1) The reading of the Revised Version here—'But if'—seems to us to be both more feebly supported and less suited to the strain of the argument, than that of the received text and the Authorised Version.

2) The original word does not mean "therefore" (as in the A. V.)—as if this were a general inference from what goes before—but "because," that being the reason why "every mouth "must be stopped, as condemned by a broken law.

3) The two Greek prepositions here rendered "by "are different, but nothing is gained by attempting to distinguish them in the translation,

4) The words "upon all" are omitted in the critical editions and in the Revised Version; but though external evidence is stronger against than for them, we think with Meyer that they were far more likely to be dropped out as superfluous than to be foisted in where they had no place.

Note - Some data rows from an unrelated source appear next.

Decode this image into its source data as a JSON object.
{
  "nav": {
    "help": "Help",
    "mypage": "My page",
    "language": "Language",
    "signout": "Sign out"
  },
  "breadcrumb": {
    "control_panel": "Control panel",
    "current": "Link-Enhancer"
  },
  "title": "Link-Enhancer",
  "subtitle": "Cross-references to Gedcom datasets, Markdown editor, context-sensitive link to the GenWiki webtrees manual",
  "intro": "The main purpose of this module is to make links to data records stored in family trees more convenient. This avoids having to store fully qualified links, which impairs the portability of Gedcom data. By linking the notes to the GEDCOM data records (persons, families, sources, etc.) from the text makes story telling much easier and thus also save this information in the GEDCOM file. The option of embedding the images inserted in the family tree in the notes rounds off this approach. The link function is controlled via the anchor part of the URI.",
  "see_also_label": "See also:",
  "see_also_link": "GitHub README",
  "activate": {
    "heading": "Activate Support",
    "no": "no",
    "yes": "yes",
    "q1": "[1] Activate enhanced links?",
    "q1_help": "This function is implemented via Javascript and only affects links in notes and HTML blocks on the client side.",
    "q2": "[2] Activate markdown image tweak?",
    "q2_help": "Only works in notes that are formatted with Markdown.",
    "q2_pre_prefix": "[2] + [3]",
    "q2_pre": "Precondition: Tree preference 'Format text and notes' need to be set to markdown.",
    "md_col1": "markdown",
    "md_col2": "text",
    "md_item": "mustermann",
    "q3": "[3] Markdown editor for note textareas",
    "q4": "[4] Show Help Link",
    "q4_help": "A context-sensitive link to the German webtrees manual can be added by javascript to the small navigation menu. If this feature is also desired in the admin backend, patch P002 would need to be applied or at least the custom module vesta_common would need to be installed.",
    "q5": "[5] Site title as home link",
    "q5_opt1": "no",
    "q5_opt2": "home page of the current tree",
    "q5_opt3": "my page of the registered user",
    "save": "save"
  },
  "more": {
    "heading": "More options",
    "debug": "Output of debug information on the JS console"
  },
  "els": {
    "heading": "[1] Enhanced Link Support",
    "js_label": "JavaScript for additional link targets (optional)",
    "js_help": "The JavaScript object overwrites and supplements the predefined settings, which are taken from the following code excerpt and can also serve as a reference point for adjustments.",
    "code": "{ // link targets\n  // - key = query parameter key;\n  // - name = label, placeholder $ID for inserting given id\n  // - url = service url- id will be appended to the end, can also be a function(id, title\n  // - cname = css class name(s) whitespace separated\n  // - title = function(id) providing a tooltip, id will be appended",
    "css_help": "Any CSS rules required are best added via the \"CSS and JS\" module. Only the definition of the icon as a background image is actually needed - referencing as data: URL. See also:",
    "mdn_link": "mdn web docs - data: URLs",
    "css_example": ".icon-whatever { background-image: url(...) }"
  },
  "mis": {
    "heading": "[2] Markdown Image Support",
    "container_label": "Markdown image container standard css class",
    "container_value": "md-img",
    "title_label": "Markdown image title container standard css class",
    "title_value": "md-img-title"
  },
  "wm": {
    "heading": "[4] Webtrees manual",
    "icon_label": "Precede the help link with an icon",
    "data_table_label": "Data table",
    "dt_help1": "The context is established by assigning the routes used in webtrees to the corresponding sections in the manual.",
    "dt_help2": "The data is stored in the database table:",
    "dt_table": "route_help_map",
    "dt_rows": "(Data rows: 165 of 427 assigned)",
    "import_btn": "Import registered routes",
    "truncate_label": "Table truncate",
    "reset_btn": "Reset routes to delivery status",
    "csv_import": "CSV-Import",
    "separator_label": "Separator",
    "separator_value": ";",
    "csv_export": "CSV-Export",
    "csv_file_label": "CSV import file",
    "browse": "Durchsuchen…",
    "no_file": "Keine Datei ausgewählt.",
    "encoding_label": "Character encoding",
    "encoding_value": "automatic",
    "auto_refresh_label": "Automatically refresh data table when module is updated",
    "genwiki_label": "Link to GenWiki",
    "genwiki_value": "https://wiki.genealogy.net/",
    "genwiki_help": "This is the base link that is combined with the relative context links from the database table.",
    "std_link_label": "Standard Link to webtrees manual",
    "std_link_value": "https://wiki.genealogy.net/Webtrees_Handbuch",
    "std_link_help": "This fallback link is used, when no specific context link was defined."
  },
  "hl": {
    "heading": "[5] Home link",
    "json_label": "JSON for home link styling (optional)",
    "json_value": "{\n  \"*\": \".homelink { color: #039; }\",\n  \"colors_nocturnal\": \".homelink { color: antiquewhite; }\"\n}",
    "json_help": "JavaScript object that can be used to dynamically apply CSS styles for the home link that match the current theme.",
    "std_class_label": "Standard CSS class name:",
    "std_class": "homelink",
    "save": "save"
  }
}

5) The Revised Version adopts another reading here—"if so be that," etc. But though much better supported externally than the reading of the received text, and the Authorised Version, given above, it yields a sense so unsuited to the argument that we have no hesitation in rejecting it; and all the rather, that the received reading (different from the other only by having two more letters than it, at the beginning) is found nowhere else in the N. T. while the other reading is common enough. "How easily then (as Meyer says) may the received reading, occurring only here in the N. T., and therefore unfamiliar to the copyists, have been exchanged for the familiar one! "